JSB and A MEATY Difference of Opinion: 2

JSB and A MEATY Difference of Opinion: 2

My blog series response to the recently published letter in the Napier Courier, written by Fiona Greig, the nutrition manager for beef and lamb New Zealand Inc.

Fiona writes that “Not all iron is equal, with non-haem iron from plant based foods having a lower absorption rate than haem iron from animal foods (5% vs 25%).  As an example, eating just a 120g lean beef steak provides the same iron as an enormous 3kg of spinach.  This provides over a third of a women’s daily iron needs”.

These comments are interesting for a few reasons. 

Firstly; New Zealand women have one of the highest intakes of red meat in the world.  New Zealand women also have very high rates of iron deficiency (as tested and reported by many government surveys).  So if red meat is such a good source of iron then why are so many women who are eating red meat iron deficient? 

Iron absorption is about far more than just iron-rich foods.  Iron absorption depends on other food constituents such as vitamin C, fibre and B vitamins and the healthy pH levels in the gut.  The only sources of vitamin C and many other crucial nutrients essential for iron absorption, are in fruits, vegetables and freshly grown sprouts.
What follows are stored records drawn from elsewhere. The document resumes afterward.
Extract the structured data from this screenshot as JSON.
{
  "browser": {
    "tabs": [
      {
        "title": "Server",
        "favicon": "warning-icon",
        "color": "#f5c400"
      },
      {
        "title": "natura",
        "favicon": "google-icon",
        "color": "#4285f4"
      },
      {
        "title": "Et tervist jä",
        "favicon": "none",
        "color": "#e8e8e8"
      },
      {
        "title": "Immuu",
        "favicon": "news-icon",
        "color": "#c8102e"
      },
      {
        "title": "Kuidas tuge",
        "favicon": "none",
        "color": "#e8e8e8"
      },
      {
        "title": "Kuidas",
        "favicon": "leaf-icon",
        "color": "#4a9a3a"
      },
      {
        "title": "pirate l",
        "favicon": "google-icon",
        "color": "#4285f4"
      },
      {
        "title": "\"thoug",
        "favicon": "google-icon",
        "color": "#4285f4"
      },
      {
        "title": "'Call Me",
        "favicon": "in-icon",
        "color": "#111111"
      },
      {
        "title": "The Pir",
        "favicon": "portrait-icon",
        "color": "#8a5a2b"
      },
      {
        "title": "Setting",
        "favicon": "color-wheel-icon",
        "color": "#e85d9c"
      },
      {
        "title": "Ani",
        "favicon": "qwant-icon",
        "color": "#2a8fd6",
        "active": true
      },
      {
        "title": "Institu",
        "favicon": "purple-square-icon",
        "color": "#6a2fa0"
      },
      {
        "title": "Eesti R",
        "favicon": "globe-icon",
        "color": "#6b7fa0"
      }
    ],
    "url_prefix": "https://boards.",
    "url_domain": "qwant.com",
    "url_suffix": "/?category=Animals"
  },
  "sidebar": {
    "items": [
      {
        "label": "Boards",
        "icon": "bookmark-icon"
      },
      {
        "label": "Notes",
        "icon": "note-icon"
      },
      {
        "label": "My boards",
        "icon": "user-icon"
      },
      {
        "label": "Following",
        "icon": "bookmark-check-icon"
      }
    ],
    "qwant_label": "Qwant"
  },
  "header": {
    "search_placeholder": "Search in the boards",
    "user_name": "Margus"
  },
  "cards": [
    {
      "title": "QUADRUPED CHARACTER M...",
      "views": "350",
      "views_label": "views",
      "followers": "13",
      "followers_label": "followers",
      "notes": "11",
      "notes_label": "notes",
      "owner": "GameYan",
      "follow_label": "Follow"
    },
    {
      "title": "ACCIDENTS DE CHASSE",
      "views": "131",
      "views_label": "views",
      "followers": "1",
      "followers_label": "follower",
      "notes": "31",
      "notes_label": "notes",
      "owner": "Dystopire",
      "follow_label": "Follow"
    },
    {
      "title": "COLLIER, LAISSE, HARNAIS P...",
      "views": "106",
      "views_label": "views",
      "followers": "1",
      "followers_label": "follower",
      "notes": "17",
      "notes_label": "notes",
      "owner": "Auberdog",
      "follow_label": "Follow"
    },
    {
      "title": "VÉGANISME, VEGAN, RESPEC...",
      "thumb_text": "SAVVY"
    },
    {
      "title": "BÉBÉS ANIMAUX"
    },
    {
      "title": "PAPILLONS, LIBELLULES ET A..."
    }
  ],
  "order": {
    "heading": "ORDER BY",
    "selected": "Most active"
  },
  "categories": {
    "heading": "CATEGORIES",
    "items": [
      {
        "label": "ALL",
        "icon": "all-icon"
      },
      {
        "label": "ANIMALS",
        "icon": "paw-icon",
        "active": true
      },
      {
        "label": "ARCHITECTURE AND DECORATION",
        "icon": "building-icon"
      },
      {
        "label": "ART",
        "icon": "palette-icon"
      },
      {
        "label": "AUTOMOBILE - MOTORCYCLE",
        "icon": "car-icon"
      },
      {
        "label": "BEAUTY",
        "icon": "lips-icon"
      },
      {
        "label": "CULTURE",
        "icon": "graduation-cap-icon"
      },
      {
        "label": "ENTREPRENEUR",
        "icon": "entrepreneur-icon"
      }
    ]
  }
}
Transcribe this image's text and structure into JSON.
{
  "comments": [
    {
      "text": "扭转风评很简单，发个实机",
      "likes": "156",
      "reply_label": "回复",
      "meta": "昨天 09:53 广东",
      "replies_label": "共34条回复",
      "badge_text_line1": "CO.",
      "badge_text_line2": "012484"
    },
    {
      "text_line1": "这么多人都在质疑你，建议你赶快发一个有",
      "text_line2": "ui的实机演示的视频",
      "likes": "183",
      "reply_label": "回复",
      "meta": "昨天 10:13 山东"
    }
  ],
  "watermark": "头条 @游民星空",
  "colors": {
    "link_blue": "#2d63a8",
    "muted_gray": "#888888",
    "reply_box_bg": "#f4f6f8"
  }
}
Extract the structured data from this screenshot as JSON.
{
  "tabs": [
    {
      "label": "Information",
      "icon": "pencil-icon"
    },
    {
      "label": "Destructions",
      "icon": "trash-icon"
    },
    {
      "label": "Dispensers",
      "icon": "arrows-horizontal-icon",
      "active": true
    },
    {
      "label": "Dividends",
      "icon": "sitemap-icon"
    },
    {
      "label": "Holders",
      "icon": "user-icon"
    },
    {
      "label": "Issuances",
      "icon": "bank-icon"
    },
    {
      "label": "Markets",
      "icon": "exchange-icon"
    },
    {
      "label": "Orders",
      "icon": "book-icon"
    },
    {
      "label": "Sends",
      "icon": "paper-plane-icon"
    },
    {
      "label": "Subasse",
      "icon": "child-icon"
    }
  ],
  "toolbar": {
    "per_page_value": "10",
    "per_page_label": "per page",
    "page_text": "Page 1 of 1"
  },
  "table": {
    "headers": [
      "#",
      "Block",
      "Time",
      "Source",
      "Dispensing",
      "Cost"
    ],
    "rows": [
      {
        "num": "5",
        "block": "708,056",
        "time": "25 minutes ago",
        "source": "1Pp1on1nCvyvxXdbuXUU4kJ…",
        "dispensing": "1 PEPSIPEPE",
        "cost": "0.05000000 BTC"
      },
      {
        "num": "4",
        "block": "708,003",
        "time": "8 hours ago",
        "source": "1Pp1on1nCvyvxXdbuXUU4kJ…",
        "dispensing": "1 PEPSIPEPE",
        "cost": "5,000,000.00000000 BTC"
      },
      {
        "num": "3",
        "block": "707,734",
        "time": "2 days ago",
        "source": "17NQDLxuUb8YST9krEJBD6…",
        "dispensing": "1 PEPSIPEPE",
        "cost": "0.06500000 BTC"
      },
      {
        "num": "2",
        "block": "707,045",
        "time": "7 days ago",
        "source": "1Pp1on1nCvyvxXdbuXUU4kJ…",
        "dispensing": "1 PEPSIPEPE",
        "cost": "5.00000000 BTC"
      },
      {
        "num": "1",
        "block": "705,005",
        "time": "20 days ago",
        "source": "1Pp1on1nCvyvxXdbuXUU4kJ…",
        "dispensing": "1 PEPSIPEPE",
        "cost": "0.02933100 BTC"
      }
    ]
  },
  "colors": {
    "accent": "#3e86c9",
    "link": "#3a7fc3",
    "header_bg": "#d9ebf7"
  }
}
It’s a myth that vegetarian diets are low in iron.  Research has continually shown that vegetarians with a balanced diet are no more likely to suffer from iron deficiency or anemia than meat-eaters.  Rural Chinese, eating a high-fibre vegetarian diet, have an average daily intake of 34mg iron.  Americans, eating a low-fibre meat-heavy diet, have an average daily intake of 18mg iron.  In almost every possible measurement the rural Chinese are healthier than the average Westerner. 

Iron anemia decreased during both World War I and World War II when there were widespread red meat shortages.  Generally, the higher your good quality, plant-based wholefood diet is, the more iron you will get.  Foods that help maintain a low pH in the stomach (lemon juice, apple cider vinegar) also enhance iron absorption.  Every cell in the human body contains iron and it is very unlike other minerals.  Unless a person bleeds, iron stays in the system (in red blood cells) for around three months and is then reused in younger red blood cells. 

Iron uptake is really all about your gut health
Your microflora needs to be healthy and balanced to absorb iron effectively.  A vastly increased iron bioavailability comes down to foods that feed prebiotics and probiotics to the bowels.  What are the very best foods that do this?  Raw, sprouted or fermented plant wholefoods.  Every time Trey (my eldest son, 24) or I give blood, we always get the comments “Your iron levels are so good, have you just eaten a steak?” and I always say, “Actually we do not eat meat, I have not had any for 30 years now…”  Copper is also critical to the transport of iron throughout the body. 

Fresh sprouted legumes are ideal as they are full of healthy prebiotic and probiotic components, rich in iron, copper, digestive enzymes and vitamin C, and are very easy for the body to absorb.  I have a handful of iron-and-vitamin C-rich sprouts most days on my lunch.  I stopped eating meat at the age of 18, almost 30 years ago, as part of rebuilding my digestive system.  I completely cured all my ‘incurable’ illnesses and transformed my health. 

My Granny Amy gave up all processed foods and animal products in 1930 at the age of 23, and she lived another 81 years in near perfect health until she died of old age at 104 - without disease or drugs.  She outlived her own-aged meat-eating peers – by as much as 40 years.  She was initially ridiculed and laughed at by the “experts”, all of who “knew better than she did” and all of whom said “you need meat to be healthy for the iron, protein and essential nutrients”. 

They all died years before she did.  

Posted: Monday 24 March 2014